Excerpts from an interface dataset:
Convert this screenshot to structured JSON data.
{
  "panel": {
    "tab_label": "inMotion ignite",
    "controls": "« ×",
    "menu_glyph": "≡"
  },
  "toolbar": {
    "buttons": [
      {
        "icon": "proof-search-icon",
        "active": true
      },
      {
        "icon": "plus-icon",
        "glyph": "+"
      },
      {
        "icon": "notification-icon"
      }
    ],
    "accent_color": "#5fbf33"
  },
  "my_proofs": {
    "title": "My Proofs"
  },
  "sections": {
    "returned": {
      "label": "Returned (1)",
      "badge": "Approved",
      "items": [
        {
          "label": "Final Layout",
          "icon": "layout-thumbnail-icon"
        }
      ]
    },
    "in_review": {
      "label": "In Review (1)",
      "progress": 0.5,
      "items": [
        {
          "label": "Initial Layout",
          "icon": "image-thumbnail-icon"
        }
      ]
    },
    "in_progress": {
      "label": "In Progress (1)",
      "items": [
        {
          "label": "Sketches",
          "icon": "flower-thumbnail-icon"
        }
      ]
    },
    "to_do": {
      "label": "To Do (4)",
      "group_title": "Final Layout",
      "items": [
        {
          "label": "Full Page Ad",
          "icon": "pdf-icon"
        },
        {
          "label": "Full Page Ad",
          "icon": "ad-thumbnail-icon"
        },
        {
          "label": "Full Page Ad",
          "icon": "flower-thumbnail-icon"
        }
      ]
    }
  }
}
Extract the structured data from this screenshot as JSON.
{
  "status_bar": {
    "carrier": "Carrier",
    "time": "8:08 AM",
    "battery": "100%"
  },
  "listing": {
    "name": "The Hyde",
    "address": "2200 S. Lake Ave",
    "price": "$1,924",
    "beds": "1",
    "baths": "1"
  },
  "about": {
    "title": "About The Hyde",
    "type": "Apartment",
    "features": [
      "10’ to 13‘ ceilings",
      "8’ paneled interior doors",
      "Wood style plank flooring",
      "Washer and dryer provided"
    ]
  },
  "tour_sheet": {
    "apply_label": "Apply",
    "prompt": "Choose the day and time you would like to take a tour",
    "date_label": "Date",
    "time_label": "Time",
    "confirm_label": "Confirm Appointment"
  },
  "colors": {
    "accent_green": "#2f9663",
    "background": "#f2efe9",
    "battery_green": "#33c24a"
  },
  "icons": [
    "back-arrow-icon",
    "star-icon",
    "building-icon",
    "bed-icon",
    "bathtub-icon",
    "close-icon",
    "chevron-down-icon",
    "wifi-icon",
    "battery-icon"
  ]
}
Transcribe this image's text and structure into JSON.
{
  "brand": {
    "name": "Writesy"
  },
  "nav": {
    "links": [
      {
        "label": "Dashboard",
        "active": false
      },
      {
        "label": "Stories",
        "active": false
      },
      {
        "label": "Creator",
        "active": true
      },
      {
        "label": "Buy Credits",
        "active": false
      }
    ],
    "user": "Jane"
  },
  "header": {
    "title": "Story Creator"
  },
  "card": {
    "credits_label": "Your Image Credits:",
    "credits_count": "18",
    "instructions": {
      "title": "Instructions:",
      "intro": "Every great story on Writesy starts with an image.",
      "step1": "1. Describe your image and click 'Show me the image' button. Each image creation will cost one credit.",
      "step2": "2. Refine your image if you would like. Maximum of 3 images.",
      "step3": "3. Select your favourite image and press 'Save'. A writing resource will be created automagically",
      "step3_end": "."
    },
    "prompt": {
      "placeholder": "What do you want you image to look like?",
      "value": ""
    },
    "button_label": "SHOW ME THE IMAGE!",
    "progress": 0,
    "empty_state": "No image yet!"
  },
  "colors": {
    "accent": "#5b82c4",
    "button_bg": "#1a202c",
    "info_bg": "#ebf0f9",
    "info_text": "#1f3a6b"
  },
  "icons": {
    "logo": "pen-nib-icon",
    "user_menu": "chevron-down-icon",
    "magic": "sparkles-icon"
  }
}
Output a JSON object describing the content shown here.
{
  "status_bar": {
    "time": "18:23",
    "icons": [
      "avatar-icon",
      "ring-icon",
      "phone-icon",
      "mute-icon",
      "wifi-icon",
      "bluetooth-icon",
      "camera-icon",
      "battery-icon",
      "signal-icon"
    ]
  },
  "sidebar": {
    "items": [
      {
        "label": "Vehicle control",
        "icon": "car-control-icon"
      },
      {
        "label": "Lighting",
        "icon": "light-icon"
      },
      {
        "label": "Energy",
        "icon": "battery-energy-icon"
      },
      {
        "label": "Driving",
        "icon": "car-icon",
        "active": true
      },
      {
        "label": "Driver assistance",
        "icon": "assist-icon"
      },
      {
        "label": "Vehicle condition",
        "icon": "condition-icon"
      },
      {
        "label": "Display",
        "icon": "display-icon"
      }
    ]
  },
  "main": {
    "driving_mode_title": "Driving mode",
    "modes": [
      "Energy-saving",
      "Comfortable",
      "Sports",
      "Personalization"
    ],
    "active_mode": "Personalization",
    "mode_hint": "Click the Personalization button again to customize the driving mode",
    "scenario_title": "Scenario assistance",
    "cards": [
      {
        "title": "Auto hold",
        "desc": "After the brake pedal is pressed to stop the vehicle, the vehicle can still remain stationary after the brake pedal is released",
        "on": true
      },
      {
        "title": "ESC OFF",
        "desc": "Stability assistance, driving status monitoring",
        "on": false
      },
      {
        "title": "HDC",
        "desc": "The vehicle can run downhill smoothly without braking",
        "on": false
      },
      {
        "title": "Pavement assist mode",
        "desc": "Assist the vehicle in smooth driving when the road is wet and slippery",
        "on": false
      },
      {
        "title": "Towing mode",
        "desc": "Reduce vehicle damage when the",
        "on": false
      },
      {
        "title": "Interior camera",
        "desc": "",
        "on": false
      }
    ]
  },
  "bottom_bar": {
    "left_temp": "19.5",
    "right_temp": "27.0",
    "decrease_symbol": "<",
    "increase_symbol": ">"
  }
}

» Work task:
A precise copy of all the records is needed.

» Written answer:
Convert this screenshot to structured JSON data.
{
  "panel": {
    "tab_label": "inMotion ignite",
    "controls": "« ×",
    "menu_glyph": "≡"
  },
  "toolbar": {
    "buttons": [
      {
        "icon": "proof-search-icon",
        "active": true
      },
      {
        "icon": "plus-icon",
        "glyph": "+"
      },
      {
        "icon": "notification-icon"
      }
    ],
    "accent_color": "#5fbf33"
  },
  "my_proofs": {
    "title": "My Proofs"
  },
  "sections": {
    "returned": {
      "label": "Returned (1)",
      "badge": "Approved",
      "items": [
        {
          "label": "Final Layout",
          "icon": "layout-thumbnail-icon"
        }
      ]
    },
    "in_review": {
      "label": "In Review (1)",
      "progress": 0.5,
      "items": [
        {
          "label": "Initial Layout",
          "icon": "image-thumbnail-icon"
        }
      ]
    },
    "in_progress": {
      "label": "In Progress (1)",
      "items": [
        {
          "label": "Sketches",
          "icon": "flower-thumbnail-icon"
        }
      ]
    },
    "to_do": {
      "label": "To Do (4)",
      "group_title": "Final Layout",
      "items": [
        {
          "label": "Full Page Ad",
          "icon": "pdf-icon"
        },
        {
          "label": "Full Page Ad",
          "icon": "ad-thumbnail-icon"
        },
        {
          "label": "Full Page Ad",
          "icon": "flower-thumbnail-icon"
        }
      ]
    }
  }
}
Extract the structured data from this screenshot as JSON.
{
  "status_bar": {
    "carrier": "Carrier",
    "time": "8:08 AM",
    "battery": "100%"
  },
  "listing": {
    "name": "The Hyde",
    "address": "2200 S. Lake Ave",
    "price": "$1,924",
    "beds": "1",
    "baths": "1"
  },
  "about": {
    "title": "About The Hyde",
    "type": "Apartment",
    "features": [
      "10’ to 13‘ ceilings",
      "8’ paneled interior doors",
      "Wood style plank flooring",
      "Washer and dryer provided"
    ]
  },
  "tour_sheet": {
    "apply_label": "Apply",
    "prompt": "Choose the day and time you would like to take a tour",
    "date_label": "Date",
    "time_label": "Time",
    "confirm_label": "Confirm Appointment"
  },
  "colors": {
    "accent_green": "#2f9663",
    "background": "#f2efe9",
    "battery_green": "#33c24a"
  },
  "icons": [
    "back-arrow-icon",
    "star-icon",
    "building-icon",
    "bed-icon",
    "bathtub-icon",
    "close-icon",
    "chevron-down-icon",
    "wifi-icon",
    "battery-icon"
  ]
}
Transcribe this image's text and structure into JSON.
{
  "brand": {
    "name": "Writesy"
  },
  "nav": {
    "links": [
      {
        "label": "Dashboard",
        "active": false
      },
      {
        "label": "Stories",
        "active": false
      },
      {
        "label": "Creator",
        "active": true
      },
      {
        "label": "Buy Credits",
        "active": false
      }
    ],
    "user": "Jane"
  },
  "header": {
    "title": "Story Creator"
  },
  "card": {
    "credits_label": "Your Image Credits:",
    "credits_count": "18",
    "instructions": {
      "title": "Instructions:",
      "intro": "Every great story on Writesy starts with an image.",
      "step1": "1. Describe your image and click 'Show me the image' button. Each image creation will cost one credit.",
      "step2": "2. Refine your image if you would like. Maximum of 3 images.",
      "step3": "3. Select your favourite image and press 'Save'. A writing resource will be created automagically",
      "step3_end": "."
    },
    "prompt": {
      "placeholder": "What do you want you image to look like?",
      "value": ""
    },
    "button_label": "SHOW ME THE IMAGE!",
    "progress": 0,
    "empty_state": "No image yet!"
  },
  "colors": {
    "accent": "#5b82c4",
    "button_bg": "#1a202c",
    "info_bg": "#ebf0f9",
    "info_text": "#1f3a6b"
  },
  "icons": {
    "logo": "pen-nib-icon",
    "user_menu": "chevron-down-icon",
    "magic": "sparkles-icon"
  }
}
Output a JSON object describing the content shown here.
{
  "status_bar": {
    "time": "18:23",
    "icons": [
      "avatar-icon",
      "ring-icon",
      "phone-icon",
      "mute-icon",
      "wifi-icon",
      "bluetooth-icon",
      "camera-icon",
      "battery-icon",
      "signal-icon"
    ]
  },
  "sidebar": {
    "items": [
      {
        "label": "Vehicle control",
        "icon": "car-control-icon"
      },
      {
        "label": "Lighting",
        "icon": "light-icon"
      },
      {
        "label": "Energy",
        "icon": "battery-energy-icon"
      },
      {
        "label": "Driving",
        "icon": "car-icon",
        "active": true
      },
      {
        "label": "Driver assistance",
        "icon": "assist-icon"
      },
      {
        "label": "Vehicle condition",
        "icon": "condition-icon"
      },
      {
        "label": "Display",
        "icon": "display-icon"
      }
    ]
  },
  "main": {
    "driving_mode_title": "Driving mode",
    "modes": [
      "Energy-saving",
      "Comfortable",
      "Sports",
      "Personalization"
    ],
    "active_mode": "Personalization",
    "mode_hint": "Click the Personalization button again to customize the driving mode",
    "scenario_title": "Scenario assistance",
    "cards": [
      {
        "title": "Auto hold",
        "desc": "After the brake pedal is pressed to stop the vehicle, the vehicle can still remain stationary after the brake pedal is released",
        "on": true
      },
      {
        "title": "ESC OFF",
        "desc": "Stability assistance, driving status monitoring",
        "on": false
      },
      {
        "title": "HDC",
        "desc": "The vehicle can run downhill smoothly without braking",
        "on": false
      },
      {
        "title": "Pavement assist mode",
        "desc": "Assist the vehicle in smooth driving when the road is wet and slippery",
        "on": false
      },
      {
        "title": "Towing mode",
        "desc": "Reduce vehicle damage when the",
        "on": false
      },
      {
        "title": "Interior camera",
        "desc": "",
        "on": false
      }
    ]
  },
  "bottom_bar": {
    "left_temp": "19.5",
    "right_temp": "27.0",
    "decrease_symbol": "<",
    "increase_symbol": ">"
  }
}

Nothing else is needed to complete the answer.